Duty to Manage
The duty to manage the risk from asbestos came into force on 21st May 2004. This duty now falls within Regulation 4 of the Control of Asbestos Regulations 2012.
The duty to applies to all non-domestic premises. Such premises include all industrial buildings, commercial or public buildings such as factories, warehouses, offices, shops, hospitals and schools.
Non-domestic premises also include those ‘common’ areas of certain domestic premises, such as purpose-built flats or houses converted into flats. The common areas of these premises include foyers, corridors, lifts and lift-shafts, staircases, roof spaces, gardens, yards, outhouses and garages – but would not include the individual flats themselves.
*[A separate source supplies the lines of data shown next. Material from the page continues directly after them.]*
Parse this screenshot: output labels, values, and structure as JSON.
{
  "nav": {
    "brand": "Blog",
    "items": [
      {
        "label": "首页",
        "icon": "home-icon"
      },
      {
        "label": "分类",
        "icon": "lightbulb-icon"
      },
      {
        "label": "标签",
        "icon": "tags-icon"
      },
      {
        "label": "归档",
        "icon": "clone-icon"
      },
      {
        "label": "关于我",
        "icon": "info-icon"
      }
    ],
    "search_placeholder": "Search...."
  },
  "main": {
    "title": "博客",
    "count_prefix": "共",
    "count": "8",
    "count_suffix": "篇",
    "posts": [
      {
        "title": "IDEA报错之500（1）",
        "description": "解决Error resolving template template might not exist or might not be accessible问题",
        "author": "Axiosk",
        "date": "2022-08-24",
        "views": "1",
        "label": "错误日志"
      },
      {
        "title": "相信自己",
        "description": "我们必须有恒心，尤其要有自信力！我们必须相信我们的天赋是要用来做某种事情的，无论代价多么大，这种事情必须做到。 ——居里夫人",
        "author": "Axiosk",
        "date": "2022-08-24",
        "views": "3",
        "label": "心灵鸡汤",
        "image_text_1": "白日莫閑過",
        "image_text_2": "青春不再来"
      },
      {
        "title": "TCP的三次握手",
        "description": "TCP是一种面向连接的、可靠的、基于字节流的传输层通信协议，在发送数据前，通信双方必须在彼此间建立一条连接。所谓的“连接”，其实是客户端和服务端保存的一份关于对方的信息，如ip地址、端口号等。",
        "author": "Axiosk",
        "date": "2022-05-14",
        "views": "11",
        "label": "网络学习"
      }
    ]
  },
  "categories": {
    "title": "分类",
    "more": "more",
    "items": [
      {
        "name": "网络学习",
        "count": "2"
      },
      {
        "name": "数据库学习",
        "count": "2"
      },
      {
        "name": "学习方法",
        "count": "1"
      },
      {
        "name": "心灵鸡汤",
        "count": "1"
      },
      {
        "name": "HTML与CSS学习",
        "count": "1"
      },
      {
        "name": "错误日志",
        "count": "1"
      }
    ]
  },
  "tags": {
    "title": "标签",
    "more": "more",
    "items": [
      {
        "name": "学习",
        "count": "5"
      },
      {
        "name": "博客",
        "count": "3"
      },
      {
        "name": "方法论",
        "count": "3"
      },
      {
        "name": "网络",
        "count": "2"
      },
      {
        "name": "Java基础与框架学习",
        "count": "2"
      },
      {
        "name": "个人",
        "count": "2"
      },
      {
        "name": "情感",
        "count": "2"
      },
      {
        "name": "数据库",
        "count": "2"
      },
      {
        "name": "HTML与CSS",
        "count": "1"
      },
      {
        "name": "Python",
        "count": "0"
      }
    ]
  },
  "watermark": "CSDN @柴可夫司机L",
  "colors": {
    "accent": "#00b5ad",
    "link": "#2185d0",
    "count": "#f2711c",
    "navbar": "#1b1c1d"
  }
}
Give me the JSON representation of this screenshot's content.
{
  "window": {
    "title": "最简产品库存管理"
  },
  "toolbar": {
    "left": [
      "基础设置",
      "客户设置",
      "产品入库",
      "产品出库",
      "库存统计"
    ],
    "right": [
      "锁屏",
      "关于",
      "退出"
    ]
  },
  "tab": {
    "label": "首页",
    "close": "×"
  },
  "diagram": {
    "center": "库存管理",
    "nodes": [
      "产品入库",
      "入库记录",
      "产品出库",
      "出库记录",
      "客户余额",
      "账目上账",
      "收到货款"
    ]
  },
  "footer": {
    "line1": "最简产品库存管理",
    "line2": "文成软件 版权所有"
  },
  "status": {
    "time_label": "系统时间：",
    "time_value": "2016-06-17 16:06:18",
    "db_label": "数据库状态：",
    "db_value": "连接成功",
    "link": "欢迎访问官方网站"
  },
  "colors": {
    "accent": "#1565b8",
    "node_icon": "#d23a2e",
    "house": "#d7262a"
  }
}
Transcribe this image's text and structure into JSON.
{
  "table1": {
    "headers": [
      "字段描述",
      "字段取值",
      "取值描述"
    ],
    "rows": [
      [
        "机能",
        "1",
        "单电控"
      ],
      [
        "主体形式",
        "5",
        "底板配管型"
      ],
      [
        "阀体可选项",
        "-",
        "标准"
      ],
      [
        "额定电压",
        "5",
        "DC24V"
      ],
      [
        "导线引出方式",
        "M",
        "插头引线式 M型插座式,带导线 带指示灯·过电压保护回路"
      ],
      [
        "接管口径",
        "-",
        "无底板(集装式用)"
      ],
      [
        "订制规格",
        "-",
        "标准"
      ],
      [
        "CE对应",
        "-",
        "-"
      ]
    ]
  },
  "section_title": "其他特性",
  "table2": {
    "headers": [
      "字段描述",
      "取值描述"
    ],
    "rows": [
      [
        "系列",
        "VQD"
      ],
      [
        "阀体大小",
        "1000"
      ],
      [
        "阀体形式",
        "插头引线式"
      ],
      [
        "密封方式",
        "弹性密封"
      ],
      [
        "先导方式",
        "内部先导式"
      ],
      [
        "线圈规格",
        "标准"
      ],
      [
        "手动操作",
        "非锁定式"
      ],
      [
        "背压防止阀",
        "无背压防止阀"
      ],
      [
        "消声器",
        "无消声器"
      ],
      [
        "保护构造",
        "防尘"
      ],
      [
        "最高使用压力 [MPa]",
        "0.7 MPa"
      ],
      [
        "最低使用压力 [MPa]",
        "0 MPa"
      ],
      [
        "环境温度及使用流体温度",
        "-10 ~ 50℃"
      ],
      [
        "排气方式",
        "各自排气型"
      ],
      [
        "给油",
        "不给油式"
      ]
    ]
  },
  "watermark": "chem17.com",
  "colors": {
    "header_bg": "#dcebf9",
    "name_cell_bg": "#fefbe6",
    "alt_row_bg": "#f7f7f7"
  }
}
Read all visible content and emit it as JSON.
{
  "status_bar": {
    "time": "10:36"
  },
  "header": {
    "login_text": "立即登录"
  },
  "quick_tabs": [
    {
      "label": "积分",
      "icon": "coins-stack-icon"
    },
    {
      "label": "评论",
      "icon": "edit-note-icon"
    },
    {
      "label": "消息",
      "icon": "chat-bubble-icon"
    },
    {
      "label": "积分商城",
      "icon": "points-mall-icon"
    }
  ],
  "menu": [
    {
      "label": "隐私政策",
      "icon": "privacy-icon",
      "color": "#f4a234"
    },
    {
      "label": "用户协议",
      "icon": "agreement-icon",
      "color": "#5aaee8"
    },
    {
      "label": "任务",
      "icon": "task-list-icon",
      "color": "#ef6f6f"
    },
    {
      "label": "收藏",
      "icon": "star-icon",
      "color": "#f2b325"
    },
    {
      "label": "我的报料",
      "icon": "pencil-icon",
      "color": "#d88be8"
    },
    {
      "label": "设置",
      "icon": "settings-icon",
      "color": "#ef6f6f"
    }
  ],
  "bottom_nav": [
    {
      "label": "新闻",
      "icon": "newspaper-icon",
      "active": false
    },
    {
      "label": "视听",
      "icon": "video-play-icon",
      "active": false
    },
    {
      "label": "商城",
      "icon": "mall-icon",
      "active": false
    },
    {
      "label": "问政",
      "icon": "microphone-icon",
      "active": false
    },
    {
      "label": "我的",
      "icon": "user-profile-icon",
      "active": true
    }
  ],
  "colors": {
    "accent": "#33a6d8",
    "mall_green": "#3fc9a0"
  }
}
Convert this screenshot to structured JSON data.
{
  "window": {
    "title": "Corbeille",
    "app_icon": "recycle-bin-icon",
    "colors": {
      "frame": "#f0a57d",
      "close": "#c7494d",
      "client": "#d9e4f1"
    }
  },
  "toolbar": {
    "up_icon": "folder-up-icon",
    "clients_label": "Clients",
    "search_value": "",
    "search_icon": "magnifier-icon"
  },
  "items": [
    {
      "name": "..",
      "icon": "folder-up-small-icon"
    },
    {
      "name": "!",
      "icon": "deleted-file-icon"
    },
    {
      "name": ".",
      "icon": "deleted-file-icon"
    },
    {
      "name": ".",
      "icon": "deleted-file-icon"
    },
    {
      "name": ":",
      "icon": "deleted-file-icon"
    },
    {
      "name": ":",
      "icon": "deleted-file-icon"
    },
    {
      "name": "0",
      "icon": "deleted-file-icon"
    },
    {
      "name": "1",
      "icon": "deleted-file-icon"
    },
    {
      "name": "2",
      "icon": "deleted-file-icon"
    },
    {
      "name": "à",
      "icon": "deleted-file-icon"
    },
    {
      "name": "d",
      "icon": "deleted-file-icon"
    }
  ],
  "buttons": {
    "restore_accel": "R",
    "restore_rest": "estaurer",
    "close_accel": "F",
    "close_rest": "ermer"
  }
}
Common areas do not include rooms within a private residence that are shared by more than one household, such as bathrooms, kitchens etc. in shared houses and communal dining rooms and lounges in sheltered accommodation.
In the domestic sector local authorities and housing associations have the responsibility for very large numbers of properties which need a range of maintenance and repair work as well as general improvement and upgrading or occasionally demolition. This will be subject to Regulation 4 when these such premises become work places i.e. appointing contractors to carry out any work activities involving disturbing the fabric of the building.
These works can include electrical rewiring, structural repairs and alterations, replacement windows, central heating, insulation, renewal of bathroom and kitchen fittings or complete renovations. The work may be necessary on individual or small numbers of premises (eg emergency work due to fire/water/storm damage) or on large numbers where there are major improvement or upgrading schemes.
R.T.A. working in conjunction with the client can formulate the comprehensive detailed Management Plan which complies with their mandatory duties within current legislation Regulation 4 “Duty to Manage” of the Control of Asbestos Regulations 2012.
Identify who is the Duty Holder
The duty holder is someone who has the responsibility for the maintenance and / or repair of the non-domestic premises through a contract or tenancy; this could be a the head teacher, governors or local authority Where there is no contract or tenancy the duty falls to the person who is in control of the premises.
What are the responsibilities of the Duty Holder?
The requirements are placed on ‘dutyholders’, who should:
- take reasonable steps to determine the location of materials likely to contain asbestos;
- presume materials to contain asbestos, unless there are good reasons not to do so;
- make and maintain a written record of the location of the A.C.M’s and presumed A.C.M’s;
- assess and monitor the condition of A.C.M’s and presumed A.C.M’s;
- assess the risk of exposure from A.C.M’s and presumed A.C.M’s and prepare a written plan of the actions and measures necessary to manage the risk (ie the ‘management plan’); and
- take steps to see that these actions are carried out.
To manage the risk from A.C.M’s, the dutyholder will need to:
- keep and maintain an up-to-date record of the location, condition, maintenance and removal of all A.C.M’s on the premises;
- repair, seal or remove A.C.M’s if there is a risk of exposure due to their condition or location;
- maintain A.C.M’s in a good state of repair and regularly monitor their condition;
- inform anyone who is liable to disturb the A.C.M’s about their location and condition;
- have arrangements and procedures in place so that work which may disturb the A.C.M’s complies with CAR 2012; and
- review the plan at regular intervals and make changes if circumstances change.